◆ Action item ◆
Which lines in the data below contain the word "JSON"? Pull each of them out.

(App and web page records)

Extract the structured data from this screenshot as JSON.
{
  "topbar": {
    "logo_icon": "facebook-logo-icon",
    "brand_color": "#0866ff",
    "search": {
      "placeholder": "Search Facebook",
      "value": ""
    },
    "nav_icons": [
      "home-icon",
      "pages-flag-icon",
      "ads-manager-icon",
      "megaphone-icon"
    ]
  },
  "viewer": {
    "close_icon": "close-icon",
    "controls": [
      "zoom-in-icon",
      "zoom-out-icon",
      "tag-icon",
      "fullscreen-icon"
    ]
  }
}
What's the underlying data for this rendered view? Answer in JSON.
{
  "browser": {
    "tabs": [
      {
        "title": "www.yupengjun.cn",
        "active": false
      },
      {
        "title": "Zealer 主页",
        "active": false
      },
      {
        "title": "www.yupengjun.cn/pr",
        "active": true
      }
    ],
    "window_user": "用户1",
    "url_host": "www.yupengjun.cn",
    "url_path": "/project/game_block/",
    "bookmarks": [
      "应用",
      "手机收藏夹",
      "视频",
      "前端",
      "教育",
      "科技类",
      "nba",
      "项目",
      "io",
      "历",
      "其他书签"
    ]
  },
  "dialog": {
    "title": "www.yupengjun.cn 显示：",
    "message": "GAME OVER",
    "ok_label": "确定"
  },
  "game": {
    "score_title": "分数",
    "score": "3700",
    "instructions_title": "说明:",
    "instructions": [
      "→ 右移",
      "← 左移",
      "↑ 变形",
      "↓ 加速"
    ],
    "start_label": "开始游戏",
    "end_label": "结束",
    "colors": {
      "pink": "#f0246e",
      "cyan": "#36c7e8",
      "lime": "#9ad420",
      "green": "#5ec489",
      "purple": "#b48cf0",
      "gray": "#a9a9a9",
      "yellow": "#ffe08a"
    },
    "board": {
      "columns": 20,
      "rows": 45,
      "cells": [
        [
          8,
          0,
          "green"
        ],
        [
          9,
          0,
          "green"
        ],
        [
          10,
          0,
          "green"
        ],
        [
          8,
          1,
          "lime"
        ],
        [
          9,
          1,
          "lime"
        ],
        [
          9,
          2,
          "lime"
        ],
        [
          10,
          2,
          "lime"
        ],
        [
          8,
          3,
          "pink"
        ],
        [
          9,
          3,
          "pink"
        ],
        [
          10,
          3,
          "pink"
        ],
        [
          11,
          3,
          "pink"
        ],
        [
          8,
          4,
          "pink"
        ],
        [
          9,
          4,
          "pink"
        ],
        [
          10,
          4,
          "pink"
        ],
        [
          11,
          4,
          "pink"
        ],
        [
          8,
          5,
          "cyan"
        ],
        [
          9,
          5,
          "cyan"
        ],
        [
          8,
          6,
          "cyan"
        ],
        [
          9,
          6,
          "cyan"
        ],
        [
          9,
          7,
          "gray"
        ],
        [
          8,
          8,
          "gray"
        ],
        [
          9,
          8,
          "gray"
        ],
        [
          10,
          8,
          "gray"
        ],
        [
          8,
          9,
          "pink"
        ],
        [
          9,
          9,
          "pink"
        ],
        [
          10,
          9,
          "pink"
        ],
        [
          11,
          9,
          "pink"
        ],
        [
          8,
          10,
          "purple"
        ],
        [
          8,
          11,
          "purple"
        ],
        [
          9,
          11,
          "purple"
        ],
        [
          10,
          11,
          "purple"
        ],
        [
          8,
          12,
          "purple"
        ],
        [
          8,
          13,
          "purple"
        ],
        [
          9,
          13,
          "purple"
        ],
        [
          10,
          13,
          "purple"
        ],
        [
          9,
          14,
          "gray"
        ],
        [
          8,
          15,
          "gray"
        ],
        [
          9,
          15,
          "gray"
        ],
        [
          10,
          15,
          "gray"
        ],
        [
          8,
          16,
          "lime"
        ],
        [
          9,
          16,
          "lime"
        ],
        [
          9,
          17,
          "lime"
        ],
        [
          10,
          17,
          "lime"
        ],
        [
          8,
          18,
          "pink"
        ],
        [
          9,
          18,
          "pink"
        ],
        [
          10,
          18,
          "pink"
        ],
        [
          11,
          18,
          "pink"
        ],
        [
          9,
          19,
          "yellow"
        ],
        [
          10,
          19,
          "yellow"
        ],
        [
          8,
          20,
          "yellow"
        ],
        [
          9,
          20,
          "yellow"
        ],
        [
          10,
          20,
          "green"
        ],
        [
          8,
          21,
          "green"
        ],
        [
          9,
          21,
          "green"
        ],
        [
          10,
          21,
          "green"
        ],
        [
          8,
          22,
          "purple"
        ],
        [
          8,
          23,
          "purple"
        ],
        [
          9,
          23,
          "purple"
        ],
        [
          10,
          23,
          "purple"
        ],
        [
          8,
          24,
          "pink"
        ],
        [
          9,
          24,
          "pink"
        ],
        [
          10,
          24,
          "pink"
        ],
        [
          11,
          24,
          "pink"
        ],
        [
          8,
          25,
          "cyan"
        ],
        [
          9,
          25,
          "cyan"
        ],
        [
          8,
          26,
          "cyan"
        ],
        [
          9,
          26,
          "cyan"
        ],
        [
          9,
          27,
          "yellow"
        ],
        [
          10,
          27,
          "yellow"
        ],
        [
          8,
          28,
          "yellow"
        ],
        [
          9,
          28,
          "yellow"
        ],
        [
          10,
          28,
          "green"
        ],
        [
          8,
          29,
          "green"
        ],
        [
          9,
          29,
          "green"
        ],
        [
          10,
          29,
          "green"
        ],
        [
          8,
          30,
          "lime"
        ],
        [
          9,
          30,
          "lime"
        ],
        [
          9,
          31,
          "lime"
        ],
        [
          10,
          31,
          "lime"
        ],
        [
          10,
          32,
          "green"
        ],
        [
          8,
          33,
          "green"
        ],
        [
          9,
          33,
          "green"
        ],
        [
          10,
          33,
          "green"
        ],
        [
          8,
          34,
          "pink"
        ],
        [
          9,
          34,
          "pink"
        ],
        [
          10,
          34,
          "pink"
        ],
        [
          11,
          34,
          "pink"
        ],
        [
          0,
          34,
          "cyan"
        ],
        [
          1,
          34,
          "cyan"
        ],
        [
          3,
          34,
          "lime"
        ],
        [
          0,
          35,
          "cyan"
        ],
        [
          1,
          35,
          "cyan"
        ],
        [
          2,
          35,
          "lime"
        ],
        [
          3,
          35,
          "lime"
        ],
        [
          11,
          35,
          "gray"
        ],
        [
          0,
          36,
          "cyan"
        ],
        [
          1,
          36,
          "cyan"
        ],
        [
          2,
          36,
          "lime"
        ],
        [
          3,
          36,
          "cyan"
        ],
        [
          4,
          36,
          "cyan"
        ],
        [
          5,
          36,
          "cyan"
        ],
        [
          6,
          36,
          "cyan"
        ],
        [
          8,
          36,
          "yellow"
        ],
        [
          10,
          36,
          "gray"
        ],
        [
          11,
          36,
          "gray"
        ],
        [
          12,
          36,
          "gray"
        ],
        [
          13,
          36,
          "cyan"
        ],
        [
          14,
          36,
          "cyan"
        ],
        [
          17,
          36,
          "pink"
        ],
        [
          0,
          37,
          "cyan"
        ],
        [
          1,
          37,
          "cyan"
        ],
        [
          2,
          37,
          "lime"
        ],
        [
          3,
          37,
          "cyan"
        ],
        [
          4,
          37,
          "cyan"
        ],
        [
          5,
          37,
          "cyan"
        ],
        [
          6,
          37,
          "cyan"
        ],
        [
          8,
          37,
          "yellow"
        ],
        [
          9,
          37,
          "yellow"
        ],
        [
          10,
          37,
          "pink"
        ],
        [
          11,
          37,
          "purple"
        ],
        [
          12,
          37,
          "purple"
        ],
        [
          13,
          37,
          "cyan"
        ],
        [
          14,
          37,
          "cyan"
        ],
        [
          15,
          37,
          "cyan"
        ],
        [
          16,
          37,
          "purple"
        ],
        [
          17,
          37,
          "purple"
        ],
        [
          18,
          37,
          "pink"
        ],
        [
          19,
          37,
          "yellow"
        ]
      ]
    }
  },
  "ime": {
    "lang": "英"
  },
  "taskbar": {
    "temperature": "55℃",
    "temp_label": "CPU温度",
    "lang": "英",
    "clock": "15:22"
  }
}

◆ Solved exercise ◆
Extract the structured data from this screenshot as JSON.
What's the underlying data for this rendered view? Answer in JSON.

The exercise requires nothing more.